[[ Data provided, beginning ]]
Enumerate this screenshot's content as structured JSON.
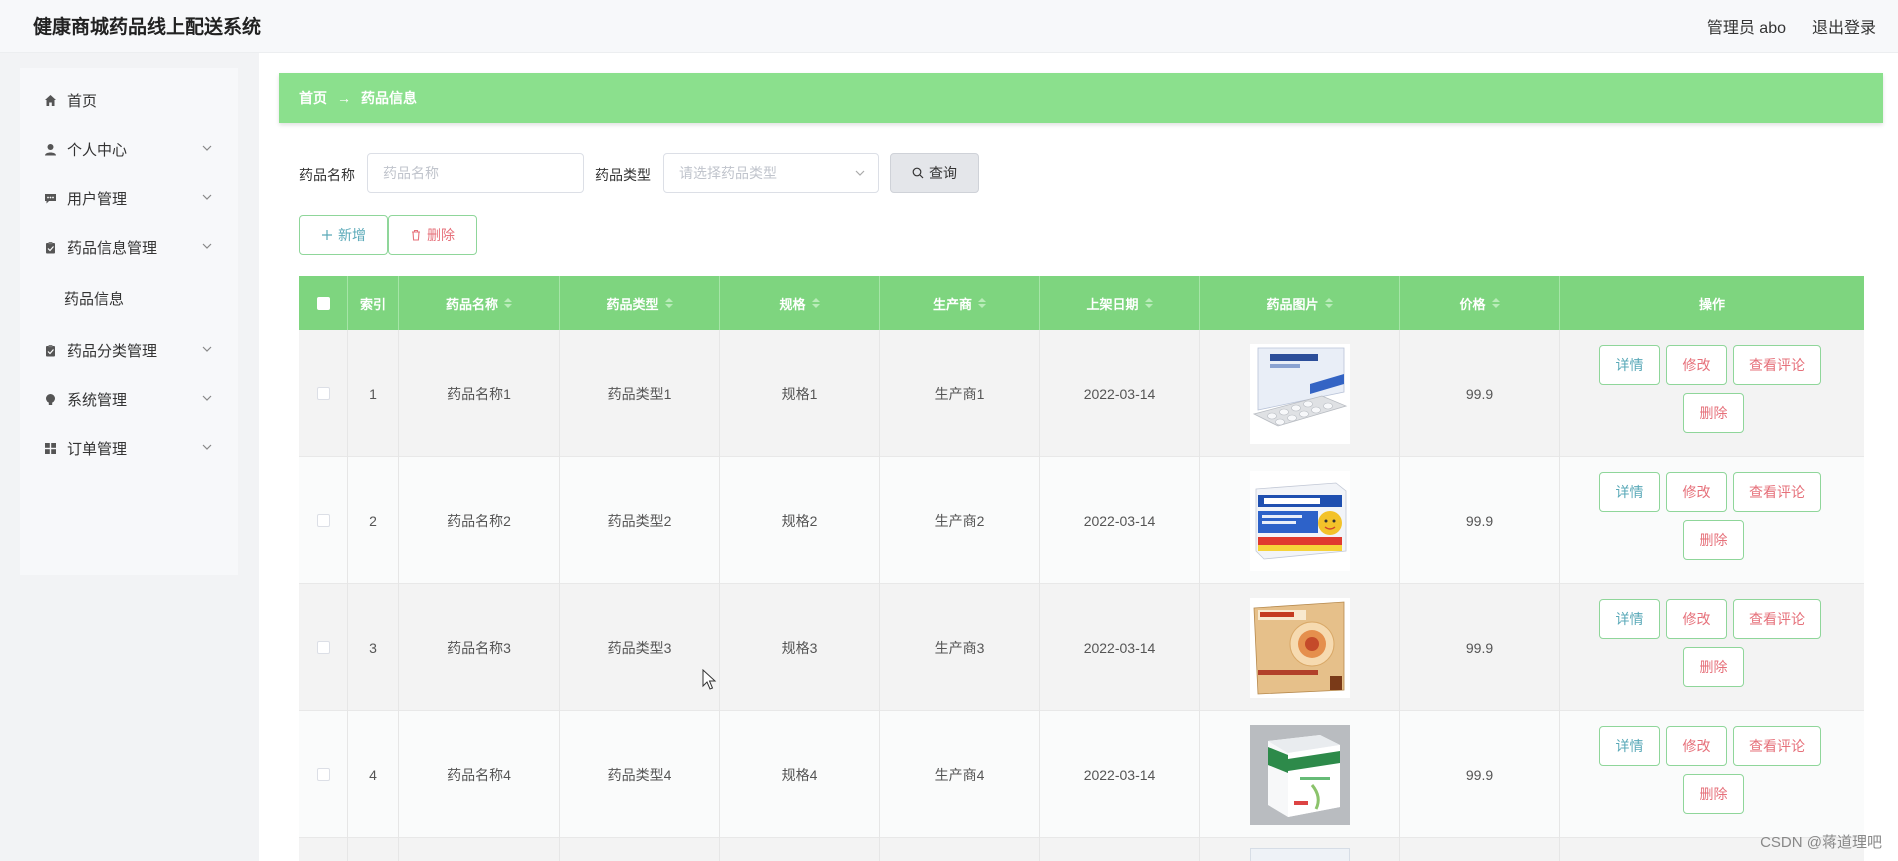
{
  "header": {
    "title": "健康商城药品线上配送系统",
    "user": "管理员 abo",
    "logout": "退出登录"
  },
  "sidebar": {
    "items": [
      {
        "label": "首页",
        "icon": "home-icon",
        "expandable": false
      },
      {
        "label": "个人中心",
        "icon": "user-icon",
        "expandable": true
      },
      {
        "label": "用户管理",
        "icon": "chat-icon",
        "expandable": true
      },
      {
        "label": "药品信息管理",
        "icon": "clipboard-icon",
        "expandable": true
      },
      {
        "label": "药品分类管理",
        "icon": "clipboard-icon",
        "expandable": true
      },
      {
        "label": "系统管理",
        "icon": "bulb-icon",
        "expandable": true
      },
      {
        "label": "订单管理",
        "icon": "grid-icon",
        "expandable": true
      }
    ],
    "subitem": "药品信息"
  },
  "breadcrumb": {
    "home": "首页",
    "separator": "→",
    "current": "药品信息"
  },
  "filters": {
    "name_label": "药品名称",
    "name_placeholder": "药品名称",
    "type_label": "药品类型",
    "type_placeholder": "请选择药品类型",
    "query_label": "查询"
  },
  "actions": {
    "add_label": "新增",
    "delete_label": "删除"
  },
  "table": {
    "columns": [
      "索引",
      "药品名称",
      "药品类型",
      "规格",
      "生产商",
      "上架日期",
      "药品图片",
      "价格",
      "操作"
    ],
    "rows": [
      {
        "index": "1",
        "name": "药品名称1",
        "type": "药品类型1",
        "spec": "规格1",
        "maker": "生产商1",
        "date": "2022-03-14",
        "price": "99.9"
      },
      {
        "index": "2",
        "name": "药品名称2",
        "type": "药品类型2",
        "spec": "规格2",
        "maker": "生产商2",
        "date": "2022-03-14",
        "price": "99.9"
      },
      {
        "index": "3",
        "name": "药品名称3",
        "type": "药品类型3",
        "spec": "规格3",
        "maker": "生产商3",
        "date": "2022-03-14",
        "price": "99.9"
      },
      {
        "index": "4",
        "name": "药品名称4",
        "type": "药品类型4",
        "spec": "规格4",
        "maker": "生产商4",
        "date": "2022-03-14",
        "price": "99.9"
      }
    ],
    "ops": {
      "detail": "详情",
      "edit": "修改",
      "comment": "查看评论",
      "delete": "删除"
    }
  },
  "watermark": "CSDN @蒋道理吧",
  "colors": {
    "accent_green": "#7ed57f",
    "breadcrumb_green": "#8be08d",
    "detail_text": "#5aa9b8",
    "danger_text": "#e6707a"
  }
}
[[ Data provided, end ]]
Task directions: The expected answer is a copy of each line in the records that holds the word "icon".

Reply:
        "icon": "home-icon",
        "icon": "user-icon",
        "icon": "chat-icon",
        "icon": "clipboard-icon",
        "icon": "clipboard-icon",
        "icon": "bulb-icon",
        "icon": "grid-icon",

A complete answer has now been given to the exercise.